The elastic concurrency expansion speed of 500 instances per minute can meet the requirements in most business scenarios. If your business is limited by this speed, please select provisioned concurrency for prefetch or submit a ticket to increase the limit.
Concurrent instances in elastic concurrency expansion in the SCF platform need to be initialized, which includes initialization of the runtime environment and the business code.
You can use the provisioned concurrency feature to configure concurrent instances in advance. The SCF platform will start the concurrent instances after you configure them and will not actively repossess the provisioned instances, so as to guarantee a certain number of concurrent instances as much as possible. If errors such as code memory leak occur on a concurrent instance, the SCF platform will replace it with a new instance. For more information, please see Provisioned Concurrency.
The SCF platform provides concurrency management capabilities at the function granularity for you to flexibly control the concurrency of different functions. For more information, please see Reserved Concurrency.
Each account has a total concurrency quota limit at the region level. The default value is 128,000 MB or 64,000 MB. For more information, please see Quota Limits. The concurrency quotas between regions are independent of each other.

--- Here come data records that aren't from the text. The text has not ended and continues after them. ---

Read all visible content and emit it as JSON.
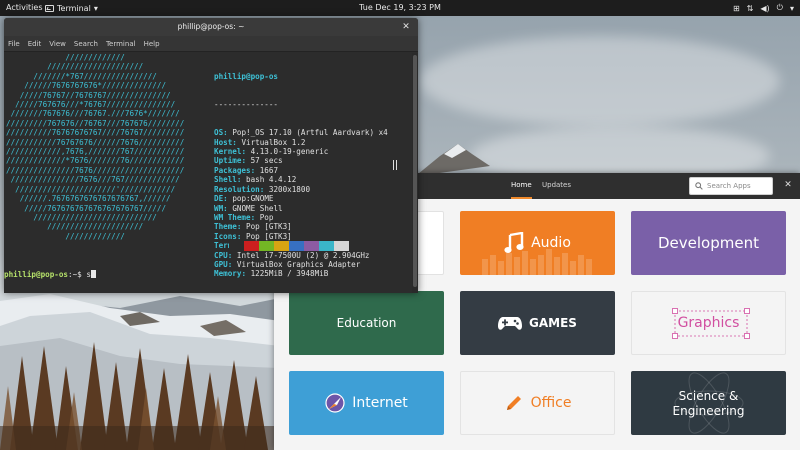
{
  "topbar": {
    "activities": "Activities",
    "app_name": "Terminal",
    "app_chevron": "▾",
    "clock": "Tue Dec 19,  3:23 PM",
    "tray": {
      "grid": "⊞",
      "network": "⇅",
      "volume": "◀)",
      "power": "⏻",
      "chevron": "▾"
    }
  },
  "terminal": {
    "title": "phillip@pop-os: ~",
    "close": "✕",
    "menu": [
      "File",
      "Edit",
      "View",
      "Search",
      "Terminal",
      "Help"
    ],
    "ascii": [
      "             /////////////",
      "         /////////////////////",
      "      ///////*767////////////////",
      "    //////7676767676*//////////////",
      "   /////76767//7676767//////////////",
      "  /////767676///*76767///////////////",
      " ///////767676///76767.///7676*///////",
      "/////////767676//76767///767676////////",
      "//////////76767676767////76767/////////",
      "///////////76767676//////7676//////////",
      "////////////,7676,///////767///////////",
      "/////////////*7676///////76////////////",
      "///////////////7676////////////////////",
      " ///////////////7676///767////////////",
      "  //////////////////////'////////////",
      "   //////.7676767676767676767,//////",
      "    /////767676767676767676767/////",
      "      ///////////////////////////",
      "         /////////////////////",
      "             /////////////"
    ],
    "user_host": "phillip@pop-os",
    "separator": "--------------",
    "info": [
      {
        "key": "OS",
        "value": "Pop!_OS 17.10 (Artful Aardvark) x4"
      },
      {
        "key": "Host",
        "value": "VirtualBox 1.2"
      },
      {
        "key": "Kernel",
        "value": "4.13.0-19-generic"
      },
      {
        "key": "Uptime",
        "value": "57 secs"
      },
      {
        "key": "Packages",
        "value": "1667"
      },
      {
        "key": "Shell",
        "value": "bash 4.4.12"
      },
      {
        "key": "Resolution",
        "value": "3200x1800"
      },
      {
        "key": "DE",
        "value": "pop:GNOME"
      },
      {
        "key": "WM",
        "value": "GNOME Shell"
      },
      {
        "key": "WM Theme",
        "value": "Pop"
      },
      {
        "key": "Theme",
        "value": "Pop [GTK3]"
      },
      {
        "key": "Icons",
        "value": "Pop [GTK3]"
      },
      {
        "key": "Terminal",
        "value": "gnome-terminal"
      },
      {
        "key": "CPU",
        "value": "Intel i7-7500U (2) @ 2.904GHz"
      },
      {
        "key": "GPU",
        "value": "VirtualBox Graphics Adapter"
      },
      {
        "key": "Memory",
        "value": "1225MiB / 3948MiB"
      }
    ],
    "palette": [
      "#2c2c2c",
      "#cc1f1f",
      "#73b624",
      "#d7a413",
      "#3770c2",
      "#8c5ba3",
      "#3ab6c9",
      "#d6d6d6"
    ],
    "prompt": {
      "user": "phillip@pop-os",
      "path": ":~$ ",
      "command": "s"
    }
  },
  "shop": {
    "tabs": [
      {
        "label": "Home",
        "active": true
      },
      {
        "label": "Updates",
        "active": false
      }
    ],
    "search_placeholder": "Search Apps",
    "close": "✕",
    "tiles": [
      {
        "label": "Audio",
        "bg": "#f07e24",
        "fg": "#ffffff",
        "icon": "music-note-icon"
      },
      {
        "label": "Development",
        "bg": "#7a60a8",
        "fg": "#ffffff",
        "icon": ""
      },
      {
        "label": "Education",
        "bg": "#2f6a4c",
        "fg": "#ffffff",
        "icon": ""
      },
      {
        "label": "GAMES",
        "bg": "#343c44",
        "fg": "#ffffff",
        "icon": "gamepad-icon"
      },
      {
        "label": "Graphics",
        "bg": "#f4f4f4",
        "fg": "#d14fa0",
        "icon": "selection-box-icon"
      },
      {
        "label": "Internet",
        "bg": "#3e9fd6",
        "fg": "#ffffff",
        "icon": "globe-icon"
      },
      {
        "label": "Office",
        "bg": "#f4f4f4",
        "fg": "#f07e24",
        "icon": "pen-icon"
      },
      {
        "label": "Science & Engineering",
        "line1": "Science &",
        "line2": "Engineering",
        "bg": "#2f3a42",
        "fg": "#ffffff",
        "icon": "atom-icon"
      }
    ]
  }
}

To help you manage concurrency more precisely, the SCF concurrency quota is calculated by memory; for example, a 256 MB concurrency quota represents one concurrent instance with 256 MB memory or two instances with 128 MB memory each.
When you set a reserved quota for a function, it will have the following two effects:
When a concurrent instance of a function is processing actual requests, it will be marked as running concurrent instance. In SCF monitoring information, you can query the running concurrent instances of a function, a specific function version, or an alias. As there are certain intervals in running instance information collection, if a function's execution time is very short and its number of concurrent instances is high, the current monitoring data may not be completely accurate.
By using reserved quota and provisioned concurrency together, you can flexibly allocate resources among multiple functions and warm up functions as needed.
If nothing is configured, all functions share the account quota by default. If a function generates a surge of business invocations, it can make full use of the unused quota to ensure that the surge will not cause overrun errors.
If the business features of a specific function are sensitive or critical, and you need to do your best to ensure a high request success rate, then you can use the reserved quota feature to this end. Reserved quota can give the function exclusive quota to guarantee the concurrency reliability and avoid overruns caused by concurrency preemption by multiple functions.
If a function is sensitive to cold start, the code initialization process takes a long time, or many libraries need to be loaded, then you can set the provisioned concurrency for a specific function version to start function instances in advance and ensure smooth execution.